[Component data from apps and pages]
• • • • • • •
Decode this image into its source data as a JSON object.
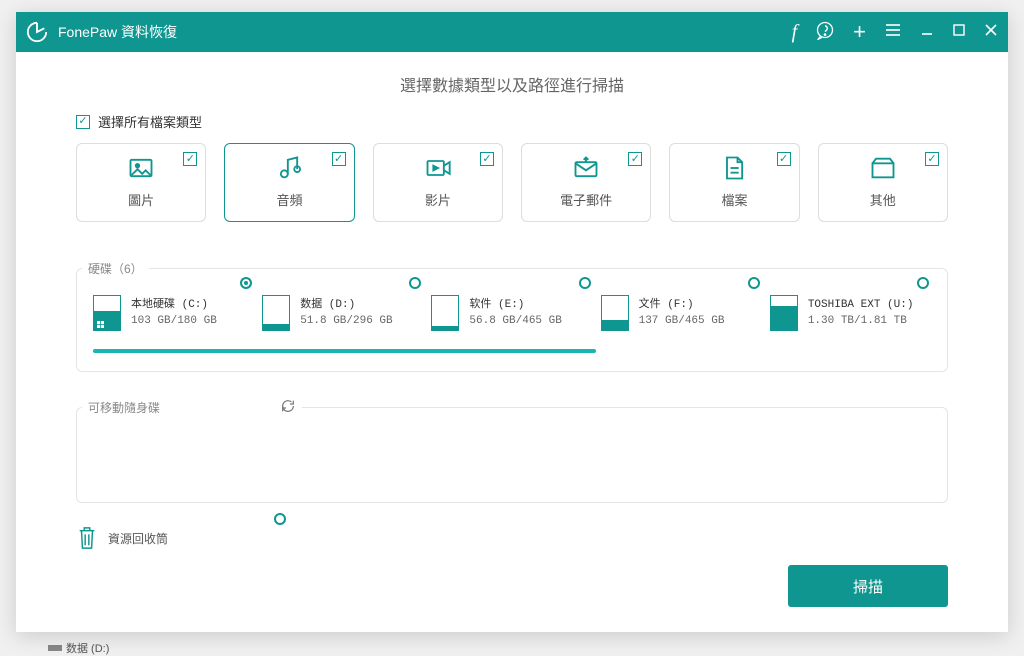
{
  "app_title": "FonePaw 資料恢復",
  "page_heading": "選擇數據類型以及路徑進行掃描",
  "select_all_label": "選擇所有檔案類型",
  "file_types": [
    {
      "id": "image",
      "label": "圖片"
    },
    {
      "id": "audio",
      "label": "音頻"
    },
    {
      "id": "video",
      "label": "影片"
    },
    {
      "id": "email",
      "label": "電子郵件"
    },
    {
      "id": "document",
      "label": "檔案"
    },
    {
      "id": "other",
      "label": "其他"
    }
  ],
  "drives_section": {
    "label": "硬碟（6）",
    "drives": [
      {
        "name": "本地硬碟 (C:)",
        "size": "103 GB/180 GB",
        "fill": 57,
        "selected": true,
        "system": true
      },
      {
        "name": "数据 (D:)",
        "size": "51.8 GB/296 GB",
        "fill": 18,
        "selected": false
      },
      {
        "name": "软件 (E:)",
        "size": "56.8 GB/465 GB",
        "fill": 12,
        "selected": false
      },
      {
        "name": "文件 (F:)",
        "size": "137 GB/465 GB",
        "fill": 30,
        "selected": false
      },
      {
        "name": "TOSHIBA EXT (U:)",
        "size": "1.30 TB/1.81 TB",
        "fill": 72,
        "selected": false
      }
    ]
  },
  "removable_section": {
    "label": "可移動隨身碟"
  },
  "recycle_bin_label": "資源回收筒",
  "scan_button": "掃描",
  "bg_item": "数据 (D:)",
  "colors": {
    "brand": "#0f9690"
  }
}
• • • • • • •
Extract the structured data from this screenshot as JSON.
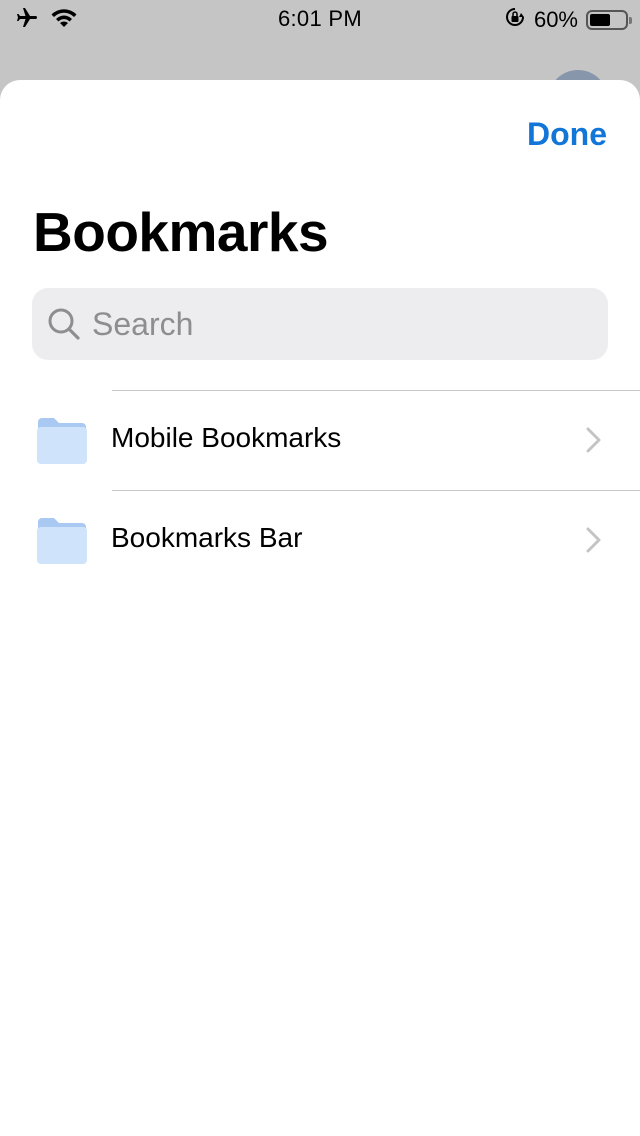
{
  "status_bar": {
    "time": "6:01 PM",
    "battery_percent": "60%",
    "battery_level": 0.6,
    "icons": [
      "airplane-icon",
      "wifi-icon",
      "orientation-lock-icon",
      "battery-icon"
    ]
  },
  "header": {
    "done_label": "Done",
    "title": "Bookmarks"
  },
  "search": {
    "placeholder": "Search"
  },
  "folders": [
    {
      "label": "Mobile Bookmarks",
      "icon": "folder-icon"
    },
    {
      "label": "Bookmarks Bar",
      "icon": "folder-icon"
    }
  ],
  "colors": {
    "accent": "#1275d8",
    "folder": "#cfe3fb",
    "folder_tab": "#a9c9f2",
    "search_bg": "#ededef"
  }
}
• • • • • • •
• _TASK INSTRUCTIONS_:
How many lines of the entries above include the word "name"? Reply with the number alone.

• _EXERCISE RESPONSE_:
5